Sometimes, there are occasions where we find ourselves in a cinema with credits still rolling and house lights coming back to life, yet we’re compelled to remain seated. Although we appreciate their work, we’re not admiring the names scrolling before us or hoping for a post-credit treat; in fact, our eyes aren’t even looking at the screen – but something beyond it.
When Marnie Was There is a powerful and emotional experience for reasons both on and off the screen. When leaving the venue, I was overwhelmed with a surreal sadness that still hasn’t really set in; that I may never get a chance to see a new film from this magical studio on the big screen again. This feeling of a beautiful, encompassing yet fleeting encounter is one at the very core of this story, which proves itself to be one of Ghibli’s most emotional yet.
Following a particularly bad asthma attack, Anna Sasaki’s foster parents make the decision for the introverted, emotionally fragile girl to spend summer with relatives in a rural seaside town. Attempts at socialising with local girls goes south, but Anna becomes fixated with a stately house across the marsh that at times look derelict, but at others is bursting with the warm glow of socialite parties and most importantly, Marnie. The two are instantly drawn together and spend many evenings simply enjoying each other’s company. As you become engrossed in the girls’ pure, budding relationship, you may not notice the thin veil of questions and irregularities being cleverly drawn across the film until everything comes together for an emotional and satisfying finale. To explain why it had such a profound resonance with me would require an unravelling of the whole story and certain events in my personal life, but like how Hayao Miyazaki’s The Wind Rises was spiritually the perfect send-off for the legendary director, the final act of When Marnie Was There is a touching allegory of our relationship with Studio Ghibli.
Being renowned masters of their craft, it should come as no surprise that the film’s animation retains the warm, welcoming familiarity and careful artisan touch that makes Studio Ghibli feel like the grandma’s home-cooking of animation. The attention to detail is absolutely sublime, with individual markings on floorboards and chipped paint on the marsh house’s door encouraging viewers to engross themselves in the scene, precisely because they are smaller details. The larger set pieces are absolutely stunning, such as the lush greens of Hokkaido’s foliage and the calming, moonlit lake. The marsh house is a strong focal point of the film and is infused with such unique charm and character that it feels like a fully-fledged member of the cast, which is wonderfully contrasted with the cold, haunting aura of the nearby silo and the truly frightening thunderstorm that plays out around it.
The relationship between Anna and Marnie is one of the most compelling and pure illustrated on film. When they meet, Anna is disillusioned and depressed whereas Marnie appears to represent the ideal; being beautiful, full of joy and living in a stately mansion.
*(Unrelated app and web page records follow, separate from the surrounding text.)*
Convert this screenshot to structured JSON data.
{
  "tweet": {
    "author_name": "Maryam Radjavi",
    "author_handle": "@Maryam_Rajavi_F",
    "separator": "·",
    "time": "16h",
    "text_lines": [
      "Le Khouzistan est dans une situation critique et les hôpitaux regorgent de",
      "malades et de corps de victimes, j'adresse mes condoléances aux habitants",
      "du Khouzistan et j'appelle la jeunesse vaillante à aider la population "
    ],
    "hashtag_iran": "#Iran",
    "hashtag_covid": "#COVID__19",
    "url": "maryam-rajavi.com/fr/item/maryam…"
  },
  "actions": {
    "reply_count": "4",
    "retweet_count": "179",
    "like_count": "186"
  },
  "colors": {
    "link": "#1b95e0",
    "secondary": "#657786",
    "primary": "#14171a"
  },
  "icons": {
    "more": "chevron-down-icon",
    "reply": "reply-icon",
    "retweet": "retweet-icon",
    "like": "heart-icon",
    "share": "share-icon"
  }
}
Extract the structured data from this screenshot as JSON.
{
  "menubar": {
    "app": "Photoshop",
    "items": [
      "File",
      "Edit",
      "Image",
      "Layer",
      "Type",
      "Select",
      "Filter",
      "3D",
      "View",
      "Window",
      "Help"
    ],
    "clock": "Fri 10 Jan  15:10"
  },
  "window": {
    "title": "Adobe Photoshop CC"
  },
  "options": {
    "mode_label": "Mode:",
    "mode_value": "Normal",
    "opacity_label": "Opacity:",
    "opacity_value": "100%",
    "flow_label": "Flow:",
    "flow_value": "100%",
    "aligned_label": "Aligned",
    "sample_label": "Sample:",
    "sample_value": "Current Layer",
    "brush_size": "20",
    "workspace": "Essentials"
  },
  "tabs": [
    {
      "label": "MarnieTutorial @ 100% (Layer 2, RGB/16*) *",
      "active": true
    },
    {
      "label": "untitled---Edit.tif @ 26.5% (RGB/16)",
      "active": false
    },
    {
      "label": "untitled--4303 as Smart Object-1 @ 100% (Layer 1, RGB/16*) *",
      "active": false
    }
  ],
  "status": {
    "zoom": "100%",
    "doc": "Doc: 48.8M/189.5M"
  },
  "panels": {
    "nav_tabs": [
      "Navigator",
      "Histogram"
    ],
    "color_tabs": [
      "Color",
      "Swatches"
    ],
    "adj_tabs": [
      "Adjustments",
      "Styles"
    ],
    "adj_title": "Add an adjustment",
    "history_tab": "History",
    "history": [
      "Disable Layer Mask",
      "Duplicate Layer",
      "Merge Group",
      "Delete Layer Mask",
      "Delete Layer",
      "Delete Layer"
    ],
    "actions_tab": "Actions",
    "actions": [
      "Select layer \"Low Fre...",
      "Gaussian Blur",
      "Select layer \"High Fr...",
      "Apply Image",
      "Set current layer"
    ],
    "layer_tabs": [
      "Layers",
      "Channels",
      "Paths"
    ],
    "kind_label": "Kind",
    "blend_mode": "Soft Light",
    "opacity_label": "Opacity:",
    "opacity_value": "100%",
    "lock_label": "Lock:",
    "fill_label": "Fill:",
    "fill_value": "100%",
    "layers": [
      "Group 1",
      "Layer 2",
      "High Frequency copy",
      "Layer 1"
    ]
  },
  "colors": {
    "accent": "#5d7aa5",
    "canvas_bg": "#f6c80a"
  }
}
As their relationship deepens and we learn more about the girls however, it becomes clear that they are two sides of the same coin – a fear behind every smile and a silver lining in each dark cloud. While they don’t have to fight for co-existence like Nausicaä or save their parents from a magical realm like Chihiro, the two are proud additions to Studio Ghibli’s glowing reputation of creating well-rounded female leads.
While many will remember Studio Ghibli for the fantastical worlds of Princess Mononoke and Spirited Away, I have always been especially fond of their more grounded character dramas like Whisper of the Heart and this film is no exception. Trying to compose myself before leaving the cinema ultimately proved futile, with the movie staying on my mind for days to come.
After a strong debut with Arrietty, Hiromasa Yonebayashi has now established himself as a director to look out for – When Marnie Was There is a true work of art in every sense of the word.
When Marnie Was There is currently showing in select cinemas; to find your nearest theatre please visit the Studio Ghibli Forever website. StudioCanal will be releasing the movie on DVD and Special Edition Blu-ray on 3rd October 2016.